London stage sensation embraces dark side

LONDON — Most actors thrive on praise, and British stage actor William Houston is currently receiving the kind of effusive acclaim that his peers would kill for. Last month, Blighty newspaper The Independent gushed, “It’s hard to imagine a more thrillingly dangerous performer,” referring to the actor’s memorable “chain of chillingly ferocious psychopaths and tyrants.”

“It’s lovely to hear that people think highly of me,” says the 38-yeard old Irishman, whose decade-plus career includes stints with the Royal Shakespeare Company and the National Theater. His dual role as Prince Hal and King Henry at the RSC garnered Houston a nomination for the 2001 Evening Standard Theater Award for best actor, while his turn as puritanical despot Pentheus in Peter Hall’s “The Bacchai” garnered raves.

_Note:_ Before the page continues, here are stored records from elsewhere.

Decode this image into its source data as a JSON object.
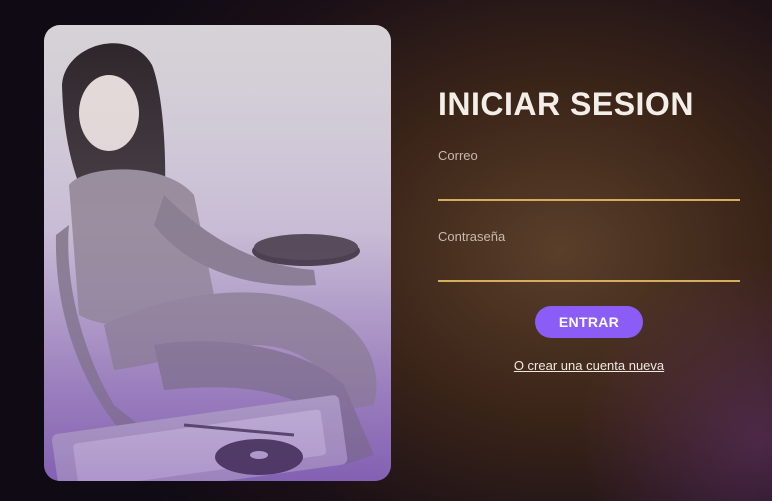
{
  "photo": {
    "alt": ""
  },
  "login": {
    "title": "INICIAR SESION",
    "email_label": "Correo",
    "email_value": "",
    "password_label": "Contraseña",
    "password_value": "",
    "submit_label": "ENTRAR",
    "register_link": "O crear una cuenta nueva"
  },
  "colors": {
    "accent_button": "#8b5cf6",
    "input_underline": "#d6ad5e",
    "background_dark": "#0f0a14"
  }
}
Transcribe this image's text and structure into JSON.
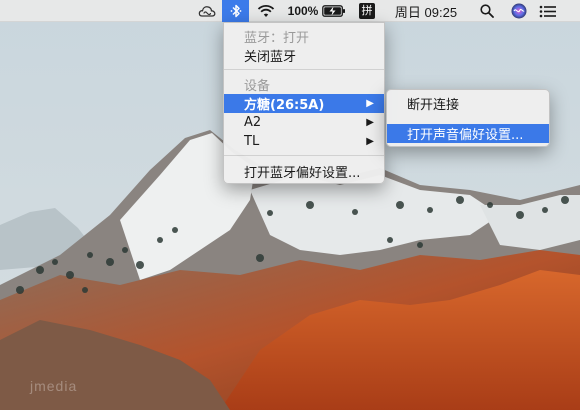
{
  "menubar": {
    "battery_percent": "100%",
    "input_method_glyph": "拼",
    "clock": "周日 09:25",
    "icons": [
      "creative-cloud-icon",
      "bluetooth-icon",
      "wifi-icon",
      "battery-charging-icon",
      "input-method-icon",
      "spotlight-search-icon",
      "siri-icon",
      "notification-center-icon"
    ]
  },
  "bluetooth_menu": {
    "status_label": "蓝牙：打开",
    "toggle_label": "关闭蓝牙",
    "devices_header": "设备",
    "devices": [
      {
        "label": "方糖(26:5A)",
        "has_submenu": true,
        "selected": true
      },
      {
        "label": "A2",
        "has_submenu": true,
        "selected": false
      },
      {
        "label": "TL",
        "has_submenu": true,
        "selected": false
      }
    ],
    "preferences_label": "打开蓝牙偏好设置...",
    "submenu_arrow": "▶"
  },
  "device_submenu": {
    "disconnect_label": "断开连接",
    "sound_prefs_label": "打开声音偏好设置..."
  },
  "watermark": "jmedia",
  "colors": {
    "selection": "#3b79e8",
    "menubar_active": "#3c7bea",
    "menu_background": "#eeeeee"
  }
}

Houston credits his Irish background with his affinity for dark characters. “I was brought up during ‘the Troubles’ and I learned to deal with that kind of ‘normal’ life,” he says, “so I was very used to the horrors of that time. It’s great to play those roles because it’s basically free therapy.”

While Houston has dabbled in TV, he is now making a concerted move toward film, opening with Nicolas Roeg’s “Puffball,” the director’s first theatrical feature in more than a decade. “It’s very naturalistic,” Houston says. “I am playing a farmer, and it was shot only 20 miles from where I grew up. If there was going to be any film that I could use to relax into this, having done so much theater, this is it, so I was very lucky.”

“Puffball” will be followed by more familiar territory, Shekhar Kapur’s “Elizabeth” sequel, “The Golden Age,” in which Houston stars opposite Cate Blanchett as a Spanish ambassador. “It’s a classical piece,” he explains, “and it’s easy for me to cross over: I’m used to the costumes, the swords, the boots, the beard…!”

But it was still a challenge: “The Spanish accent was very difficult indeed.”

While Houston is not leaving theater behind, film work will ensure that he’ll “certainly go AWOL for a while” adding, “film can be quite theatrical. You can get away with a lot more.”

For his future screen endeavors, he’ll abide by one rule: “The important thing is to be prepared and not be too specific with my choices because one could be disappointed. If the story grabs me, then I’ll go hell for leather.”

Claim to fame: “Playing Prince Hal and King Henry for the RSC. That was a year and a half being in character 24 hours a day. It took me about a year to come out of character.”

Career mantra: “Go like blazes — because life is short.”

Role model: “My real hero is Christopher Walken.”

What’s next: “I’ve got some plays planned — there’s the possibility of playing Hamlet and Shakespeare himself.”